In an in-depth article by Infrastructure Investor’s Tharshini Ashokan on the prospects for renewable energy in Asia, Wymen Chan, SUSI Partners’ Head Asia, was able to share his perspective on the topic highlighting the importance of serving emerging Southeast Asian markets.
In the following, Chan’s quotes from the article are presented with minimal context added. The full article is available to Infrastructure Investor subscribers here.
Pointing to the increasing energy demand in Southeast Asia and the fact that renewable energy projects are generally easier to build than traditional energy generation assets, Chan says: “The Southeast Asia region is compelling because of its additionality. There’s the need for power so the plants that we are financing or building essentially don’t replace existing plants. There is an opportunity now for Southeast Asia, which is relatively less developed than markets like China, to make this leap towards renewables as the main conventional form of power. There’s a chance to leapfrog, essentially, because it doesn’t have the burden of existing infrastructure.”
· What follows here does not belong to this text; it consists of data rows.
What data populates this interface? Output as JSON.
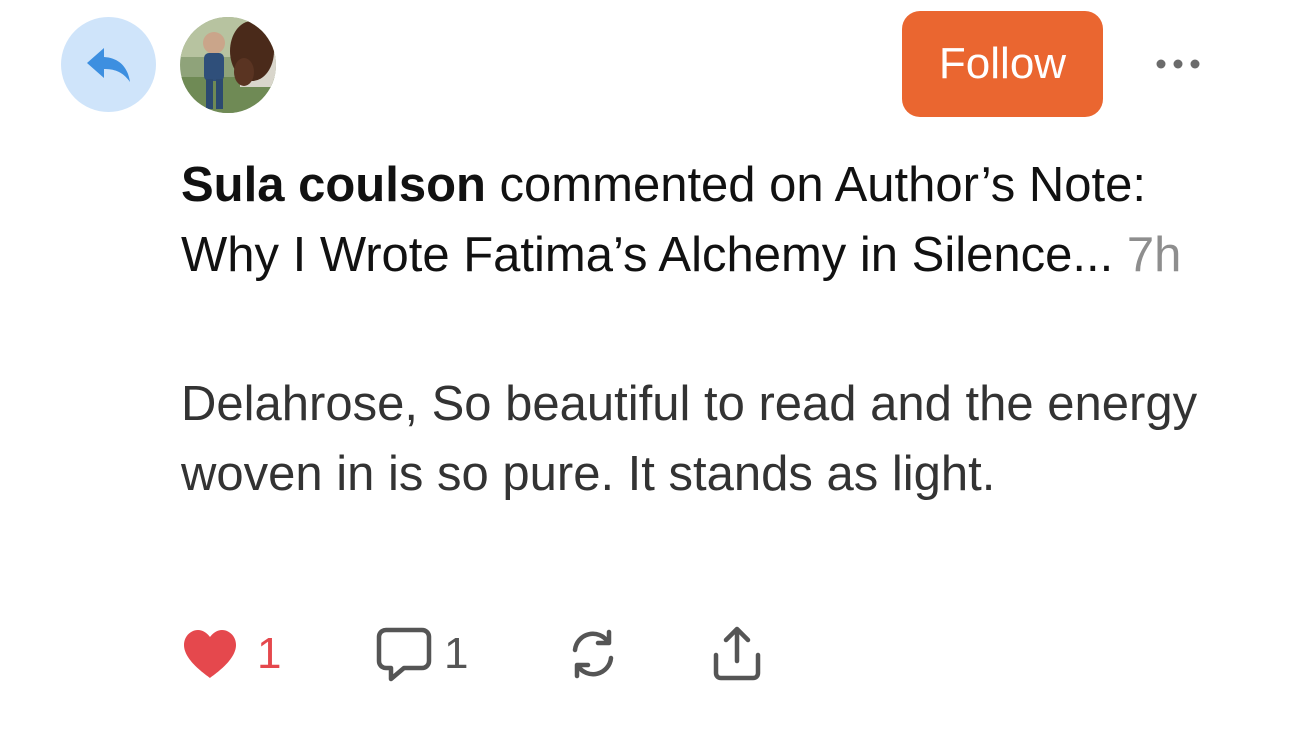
{
  "header": {
    "reply_icon": "reply-arrow-icon",
    "avatar_icon": "user-avatar-photo",
    "follow_label": "Follow",
    "more_icon": "ellipsis-icon"
  },
  "activity": {
    "author_name": "Sula coulson",
    "action_text": " commented on ",
    "post_title": "Author’s Note: Why I Wrote Fatima’s Alchemy in Silence...",
    "timestamp": "7h"
  },
  "comment": {
    "text": "Delahrose, So beautiful to read and the energy woven in is so pure. It stands as light."
  },
  "actions": {
    "like_icon": "heart-filled-icon",
    "like_count": "1",
    "comment_icon": "speech-bubble-icon",
    "comment_count": "1",
    "restack_icon": "refresh-icon",
    "share_icon": "share-icon"
  },
  "colors": {
    "accent": "#ea6630",
    "reply_badge_bg": "#cfe4fa",
    "reply_icon": "#3d8fe0",
    "like": "#e5484d",
    "muted": "#8e8e8e"
  }
}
On the role that renewable energy certificates (RECs) have to play in the region, he comments: “At this point in time, we don’t consider RECs in our investment process per se. We are certainly aware of it and would like to see it succeed in the market. The critical issues facing RECs right now are the certification bodies. There’s no standardisation. There are big steps towards it at the moment, however. Singapore [regulators] recently issued a certification standard for Singapore and a lot of different countries in the region are looking at improving the robustness of the certificates as well. These things need to be sorted before you actually have an active market for RECs. For us, we view them purely as a bonus or additional revenue, if it becomes viable. But we are all for the concept of a REC.”
Chan then elaborates on the risks involved in investing in less developed Asian economies: “The good news is renewable energy is quickly becoming mainstream and governments in emerging markets like Cambodia, Indonesia, and Laos understand that there’s this push towards renewables. There are certainly risks. Development risk is one, as all these assets are new. And regulatory risk, given that not all stakeholders are familiar with renewables. The third risk is financing risk, as local financing banks are also new to renewables as a whole.”
Finally, Chan points out that these risks may result in larger funds and institutional investors overlooking promising opportunities in emerging markets and emphasises the importance of Southeast Asia in meeting global climate goals: “In our push for climate change mitigation, it’s important to be inclusive of the emerging Asian economies. I would welcome more competition here because it only improves the sector and improves our chances. Climate change mitigation has to be global. We cannot leave out any particular region or country in order to achieve our climate targets. That’s why we focus on emerging economies in Asia.”